Whilst Walking with Ghosts is laugh-out-loud hilarious in parts – especially in the second act – Byrne does not shy away from the naked truths of his experiences. He finds a balance in tone that does something rather remarkable: the brutal and awful are not tempered by a brittle wit but, rather, the devastating and comic manage to co-exist authentically. And through this very human duality, we as the audience go on both a dramatic and emotional journey, but find a kind of peace for it.
Lonny Price’s direction reveals a strong instinct for pacing that pays off whilst Sinead McKenna’s set and lighting design aid a sense of theatrical completeness. It is, however, the remarkable talents and honesty of Gabriel Byrne that provide us with a story so personal and affecting but also, fundamentally, universal. Emotionally engaging and entertaining, Walking with Ghosts is so much more than an autobiography; it is a window into the human condition.
Sarah Crompton/What’s On Stage-London Theatre
September 12, 2022
Gabriel Byrne: Walking with Ghosts at the Apollo Theatre – review
… Under the sensitive direction of Lonny Price, the evening also has moments of extraordinary, concentrated stillness and sadness. The long section in which Byrne describes the way he was abused by a priest he liked and trusted at the seminary where he went at 11, is almost unbearable to watch; his words and actions underline the depth and damage of the betrayal. Years later, he tracks him down and rings him in his retirement home. Sitting at the desk, he recounts the conversation. The man does not remember him; all the fury and hurt he feels, ebbs away in the face of a frail voice at the end of a phone.

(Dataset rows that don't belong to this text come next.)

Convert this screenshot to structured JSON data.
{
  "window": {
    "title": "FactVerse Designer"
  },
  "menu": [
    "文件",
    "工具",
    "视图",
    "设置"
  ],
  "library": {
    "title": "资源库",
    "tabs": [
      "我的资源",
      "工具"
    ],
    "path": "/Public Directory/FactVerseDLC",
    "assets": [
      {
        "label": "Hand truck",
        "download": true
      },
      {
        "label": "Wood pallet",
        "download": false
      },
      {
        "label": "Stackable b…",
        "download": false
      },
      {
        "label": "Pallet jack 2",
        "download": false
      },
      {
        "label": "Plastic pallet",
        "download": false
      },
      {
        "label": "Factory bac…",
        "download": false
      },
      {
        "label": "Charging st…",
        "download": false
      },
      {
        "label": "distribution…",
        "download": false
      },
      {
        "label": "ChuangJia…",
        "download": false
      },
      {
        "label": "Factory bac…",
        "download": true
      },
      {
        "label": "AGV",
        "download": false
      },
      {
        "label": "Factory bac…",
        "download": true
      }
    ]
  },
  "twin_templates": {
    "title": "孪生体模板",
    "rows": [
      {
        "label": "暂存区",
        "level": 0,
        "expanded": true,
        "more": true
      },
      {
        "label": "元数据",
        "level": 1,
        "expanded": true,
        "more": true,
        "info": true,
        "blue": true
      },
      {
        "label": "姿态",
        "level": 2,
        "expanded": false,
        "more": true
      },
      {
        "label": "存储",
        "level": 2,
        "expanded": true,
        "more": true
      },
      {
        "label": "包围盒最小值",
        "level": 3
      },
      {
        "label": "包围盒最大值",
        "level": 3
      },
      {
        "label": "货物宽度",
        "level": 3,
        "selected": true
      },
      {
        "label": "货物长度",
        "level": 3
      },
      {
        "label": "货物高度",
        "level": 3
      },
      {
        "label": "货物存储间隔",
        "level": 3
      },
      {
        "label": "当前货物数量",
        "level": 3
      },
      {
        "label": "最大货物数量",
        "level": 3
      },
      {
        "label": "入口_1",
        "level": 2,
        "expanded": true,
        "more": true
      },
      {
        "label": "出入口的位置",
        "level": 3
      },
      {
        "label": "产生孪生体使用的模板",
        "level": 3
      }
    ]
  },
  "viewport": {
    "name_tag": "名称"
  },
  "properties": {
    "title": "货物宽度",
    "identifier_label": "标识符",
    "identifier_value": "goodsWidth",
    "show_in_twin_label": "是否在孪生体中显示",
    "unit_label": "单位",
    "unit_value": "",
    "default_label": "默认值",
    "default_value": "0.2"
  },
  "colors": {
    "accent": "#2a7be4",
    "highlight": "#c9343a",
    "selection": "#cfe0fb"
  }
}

He is equally honest about his alcoholism, about his sister’s mental illness, about the poverty he grew up amidst and the shame it caused him. Yet Walking with Ghosts isn’t a bleak evening. It feels as if Byrne is gently teasing out the links between the person he once was and the person he has become, understanding his present by his accommodation with the ghosts of his past.
In particular, the show feels like a tribute to his parents, who scrimped and saved to give him the best life they could – and never showed him anything except love. In his gentle memories, they come to vivid and inspiring life, his mother relishing her treat of a tea in posh Dublin hotel, pulling on a cigarette full of longing, his father shocked by the prices when they go out for a celebratory dinner.
You feel the force of their goodness throughout an evening that is beautifully paced and finely judged. Byrne reveals himself as a writer with an eye for detail and the soul of a poet – and as an actor of considerable power and finesse. It’s an understated night of theatre, but a rich one.
The major UK news outlets reviewed Gabriel’s play when it premiered in Dublin and later ran at the Edinburgh Festivals. Here are three more reviews from London theater news sources to check out:
The ArtsDesk.com/Demetrios Matheou
September 12, 2022
Walking with Ghosts, Apollo Theatre review – a beguiling Gabriel Byrne opens up
The acclaimed Irish actor adapts his memoir into a stirring one-man show
Irene Lloyd/Everything Theatre
September 12, 2022
Evocative tales of the ghosts of his past, told with humour, joy and sadness by consummate storyteller Gabriel Byrne.
Jarlath O’Connell/The American: The Transatlantic Magazine
September 13, 2022
We all walk with ghosts, but the point is how do we, if ever, make a reckoning with them. Not to be missed.